**TASK**. Find the word "title" in the listing; pull out each line holding it.

┌──

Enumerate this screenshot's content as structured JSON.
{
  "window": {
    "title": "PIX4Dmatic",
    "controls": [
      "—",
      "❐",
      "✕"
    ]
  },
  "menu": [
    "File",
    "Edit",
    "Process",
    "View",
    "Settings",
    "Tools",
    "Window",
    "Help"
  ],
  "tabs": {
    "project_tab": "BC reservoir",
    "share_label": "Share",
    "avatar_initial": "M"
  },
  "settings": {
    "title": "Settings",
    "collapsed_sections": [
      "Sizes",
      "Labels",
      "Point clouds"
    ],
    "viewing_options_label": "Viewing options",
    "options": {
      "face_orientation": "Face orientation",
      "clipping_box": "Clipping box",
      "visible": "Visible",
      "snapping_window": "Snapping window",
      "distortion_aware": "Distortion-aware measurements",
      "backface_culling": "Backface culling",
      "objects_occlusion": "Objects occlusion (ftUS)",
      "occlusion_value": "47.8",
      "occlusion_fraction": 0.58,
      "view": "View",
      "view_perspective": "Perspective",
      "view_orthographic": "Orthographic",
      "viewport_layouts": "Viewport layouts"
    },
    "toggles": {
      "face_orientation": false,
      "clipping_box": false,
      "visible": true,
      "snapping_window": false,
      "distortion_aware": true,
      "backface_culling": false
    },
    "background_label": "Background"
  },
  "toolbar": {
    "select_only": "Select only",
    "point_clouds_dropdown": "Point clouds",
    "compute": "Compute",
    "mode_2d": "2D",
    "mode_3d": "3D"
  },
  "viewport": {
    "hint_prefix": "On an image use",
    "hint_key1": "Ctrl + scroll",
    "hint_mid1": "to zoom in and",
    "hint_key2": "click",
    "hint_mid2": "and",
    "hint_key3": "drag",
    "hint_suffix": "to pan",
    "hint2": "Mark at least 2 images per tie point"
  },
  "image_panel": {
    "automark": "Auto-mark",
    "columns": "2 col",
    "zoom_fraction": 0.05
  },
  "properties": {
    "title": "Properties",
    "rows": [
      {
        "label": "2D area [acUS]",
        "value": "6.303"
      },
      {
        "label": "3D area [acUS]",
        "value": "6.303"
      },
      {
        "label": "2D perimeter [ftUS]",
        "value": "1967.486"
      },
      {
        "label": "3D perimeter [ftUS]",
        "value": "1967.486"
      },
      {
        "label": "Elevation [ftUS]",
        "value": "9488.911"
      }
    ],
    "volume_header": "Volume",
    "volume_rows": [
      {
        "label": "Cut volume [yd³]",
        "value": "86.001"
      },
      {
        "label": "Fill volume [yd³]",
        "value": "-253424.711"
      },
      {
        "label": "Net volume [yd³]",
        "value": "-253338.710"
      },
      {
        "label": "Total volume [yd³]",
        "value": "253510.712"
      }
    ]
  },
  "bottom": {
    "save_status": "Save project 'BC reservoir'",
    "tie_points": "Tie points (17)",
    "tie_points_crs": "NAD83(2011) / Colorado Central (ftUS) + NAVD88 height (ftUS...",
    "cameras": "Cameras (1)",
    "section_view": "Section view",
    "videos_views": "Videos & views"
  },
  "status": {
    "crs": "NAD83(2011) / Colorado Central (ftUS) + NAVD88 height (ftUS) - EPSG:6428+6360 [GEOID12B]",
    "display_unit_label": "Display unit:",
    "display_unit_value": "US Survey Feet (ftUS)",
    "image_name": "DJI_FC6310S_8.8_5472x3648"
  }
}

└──

**RESULT FOR THIS EXERCISE**.
    "title": "PIX4Dmatic",
    "title": "Settings",
    "title": "Properties",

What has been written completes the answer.